A Goofy Movie – (1995)
Director: Kevin Lima
Starring: Bill Farmer, Jason Marsden, Jim Cummings, Kellie Martin
Screenplay by: Jymn Magon, Chris Matheson, Brian Pimental
Goof Troop wasn’t that good of a show. While the attempt at animated, goofy ,domestic comedy was admirable, it was clear that the writers were better at stories with theoretically no limits. They tried to “wacky-fy” typical household scenarios, plots you’d see in an average sitcom, but without the sense of irony or true freedom to push for true physical humor (anvil drops, explosions, and so on). The DVD had an episode of Goof Troop on it, and while it was better than I expected, its flaws are still as prevalent as before.
So it’s no surprise that none of the show’s writers are credited on A Goofy Movie, a more adult look at the now-teenage son of Goofy, named Max, as he runs the typical route of being himself and accepting/avoiding his embarrassing father. And a cute girl’s in the picture, too, so there’s that. We’ve all seen this kind of thing before.
NOSTALGIC LENS: I don’t think I enjoyed this movie too much, but I did see it quite often, which makes me think there was something I enjoyed about it. I think the animation was rather nice for what it was at the time. There’s a cool, if out-dated dance scene at the end, though.
DOES IT HOLD UP: That irony and self-awareness that wasn’t present in the TV show? Running on all cylinders here. The new set of writers that were tapped to script this movie has a much better handle on the domestic drama, on the complications of father-son relationships, of teenage angst and the role of defining masculinity through nurturing over the years. Well… the Disney version at least.
Loser kid Max Goof pranks the last day of school with a huge mimetic performance of hit R&B singer, Powerline. This prompts a call from his principle to his father, Goofy, er, Goof, who scares him into thinking he’s on a one-way ticket to the electric chair. In a panic, Goofy forces his son on a road trip to bond, in order to influence him to do good things instead of life. Awkward goofy moments follow moments of togetherness and so on. Nothing you wouldn’t see in any other generic bonding film.
Of course, since it’s a Disney film, and it stars Goofy, we’re treated to some fun, wacky moments and typical music. And, since we’re not forced with some Princess that needs to be redeemed or beautified, the moments are more enjoyable than you expect them to be. Decently smooth animation and fluid movements helps in that regard; and can I say I did enjoy the songs a lot? Other than “On the Open Road,” which is more or less a “goofy” tune for some visual and audio humor, and “Nobody Else But You,” a way-too-easy, sum-it-up redemption melody, the music has some engaging 90s-esque sensibilitites. (And even those songs aren’t mind-numbingly grating):
Powerline could be a legit singer if he was real.
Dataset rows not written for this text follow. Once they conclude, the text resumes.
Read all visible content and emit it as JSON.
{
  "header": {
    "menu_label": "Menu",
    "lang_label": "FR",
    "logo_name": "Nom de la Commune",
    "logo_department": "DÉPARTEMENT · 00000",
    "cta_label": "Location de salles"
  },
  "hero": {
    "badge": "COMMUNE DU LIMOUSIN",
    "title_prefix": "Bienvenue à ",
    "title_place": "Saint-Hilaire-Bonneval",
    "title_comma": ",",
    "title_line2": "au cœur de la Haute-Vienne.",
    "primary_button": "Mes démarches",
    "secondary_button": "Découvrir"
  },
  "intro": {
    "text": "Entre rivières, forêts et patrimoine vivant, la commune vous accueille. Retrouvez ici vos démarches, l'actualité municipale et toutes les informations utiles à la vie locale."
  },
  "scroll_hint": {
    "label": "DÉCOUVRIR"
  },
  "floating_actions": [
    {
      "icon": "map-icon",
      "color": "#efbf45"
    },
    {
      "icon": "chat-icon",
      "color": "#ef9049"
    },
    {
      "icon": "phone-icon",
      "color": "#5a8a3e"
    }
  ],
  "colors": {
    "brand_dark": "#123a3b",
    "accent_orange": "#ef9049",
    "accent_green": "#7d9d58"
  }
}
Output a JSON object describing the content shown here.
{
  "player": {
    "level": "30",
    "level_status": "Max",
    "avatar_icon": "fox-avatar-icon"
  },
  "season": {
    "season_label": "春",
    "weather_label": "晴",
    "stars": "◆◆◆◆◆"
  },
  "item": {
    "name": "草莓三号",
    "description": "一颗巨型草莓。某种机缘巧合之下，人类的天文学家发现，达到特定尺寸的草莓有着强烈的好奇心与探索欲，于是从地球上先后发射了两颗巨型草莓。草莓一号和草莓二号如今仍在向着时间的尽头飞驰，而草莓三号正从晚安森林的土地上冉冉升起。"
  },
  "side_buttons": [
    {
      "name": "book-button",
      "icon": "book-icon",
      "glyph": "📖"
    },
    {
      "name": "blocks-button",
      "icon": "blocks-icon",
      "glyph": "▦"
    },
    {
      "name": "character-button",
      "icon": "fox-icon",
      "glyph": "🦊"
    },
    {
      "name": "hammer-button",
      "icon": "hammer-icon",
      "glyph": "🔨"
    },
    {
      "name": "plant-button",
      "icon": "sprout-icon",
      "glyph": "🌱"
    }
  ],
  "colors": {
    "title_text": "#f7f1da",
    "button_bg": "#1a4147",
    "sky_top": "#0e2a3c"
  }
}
For the first half of the film, A Goofy Movie follows the usual plot points and beats, nothing too exciting but fun nonetheless. A particular amusing stop at a possum-themed, hillbilly tourist trap exposes some of Max’s hatred and embarrassment for his father — which is redeemed later when he and his father come together while trapped in their car from a silly yet vicious Bigfoot. It’s interesting to note that the writers do a decent job of keeping the adults’ overall misunderstanding of the teenage lifestyle. The principle, for example, completely confuses Max’s Powerline costume for gang member garb. I know that Twitter may be out his league (also it being 1995), but geez, watch a damn TV show once in a while.
But then, suddenly, the movie shifts, HARD, on a dime, during a moment where Pete and Goofy chat about their respective kids in a hot tub. After the typical high-spirited montage, things take hard edge at a sea-themed motel. Notice at 4:00, the sudden visual darkness and the serious tone the conversation takes. Farmer and Cummings, who spent the bulk of their movie speaking in their comic, sillier voices (Farmer maintains that levity even during the scene where Goofy and Max bond), get, literally, deep in the water.
Cummings delivery, “Hey, my son respects me,” is chilling. There’s a scary undertone here. There’s some implicit questioning and criticisms of the other’s parenting techniques, of how to best raise their child. Goofy doesn’t seem so goofy here; it’s the first time you will ever see him truly worried, concerned, reluctant, or angry. The rest of the movie tries to lighten the mood, but that hot tub scene hangs over every single frame that comes afterwards. This is a good thing, mind you.
The final scene is a little, well, goofy, but it’s too be expected. And the denouement is a sweet, if melodramatic moment where Max gets the girl and has a better acceptance of his father’s behavior. It would be a little overbearing had that hot tub scene not ratchet the drama up to Powerline 11.
IN A NUTSHELL: I was surprised by my overall enjoyment of the film. It seems the weakest element was the entire river/waterfall scene, a mediocre, on-the-nose section dedicated to the mending of relationships. But again, it’s a Disney film, so I’m not railing on it too much– and besides, that motel scene already won the film several points, giving the lesser compelling elements a pass.
December 28th: A Charlie Brown Christmas